I had a call today from someone planning a prayer session for rain, which would include the local schools. The question: to go ahead or not? Right now, it's not just people that are confused but the plants are confused. The roses are blooming and young couples are looking at each other like they're in love. It's been that kind of weather -- after a relatively cool period it's been no-jacket weather (even in Jerusalem).
However, after another warm day on Friday, a front will arrive early Shabbat morning Temperatures should fall on blustery northwesterly winds and moisture will arrive late Motzei Shabbat. The storm will pass east of Cyprus and then north of us on Monday, bringing substantial (10s of mm of) rain from north to south, with rain amounts generally increasing from south central Israel to the far north.
The cool weather should last into mid-week and then temperatures should turn milder. Yet, another storm appears to be brewing for the end of the year. Right now, there seems to be no possibility of any frozen precipitation with this end of the year storm, and it is not yet forecast to be as strong as the one we're expecting early next week.
So, to go ahead with the prayers for rain? What would you do?

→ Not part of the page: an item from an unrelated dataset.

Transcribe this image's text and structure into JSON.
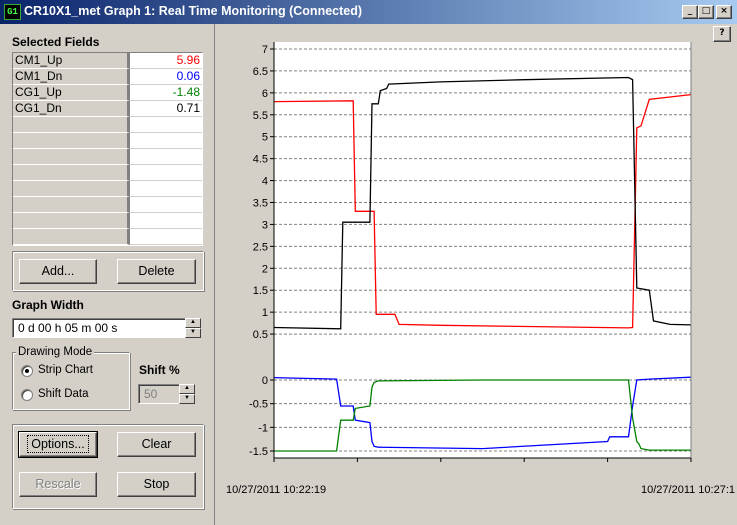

In fact, these type of existential questions also apply to where to dine out. You see, finding a restaurant to eat out is full of peril. For instance, we just completed a promotional event for our new total lightning network. We stayed at the David Intercontinental Hotel in Tel-Aviv for a night, and had dinner at one of the in-house restaurants. It was fine-dining with excellent service, in a quiet and relaxed atmosphere. The problem? The food was nicely presented on a big plate, decorated with fancy sauces -- but the portions were tiny. This is because the bigger the plate the smaller the amount of food served. In fact, years ago my wife felt so sorry for me she gave me part of her portion.
The last time this happened (years ago), the manager asked us how was the food. When we said quite tasty but that the portions were too small, he said we should have asked for more. We live in a strange country!
In contrast, we also ate at a steak house (Tzidkahu) in Talpiot, Jerusalem. Here, the waiters bring a million different salads and enough food to take home, and the plates although large are not too, too large. One goes home a bit frazzled from the commotion and music, but one goes home full.
Of course, I am thankful to have any food to eat. Still, I'd like to combine a big meal with a relaxed atmosphere -- but rarely do we ever really get everything we want. The next morning, I ate a big breakfast.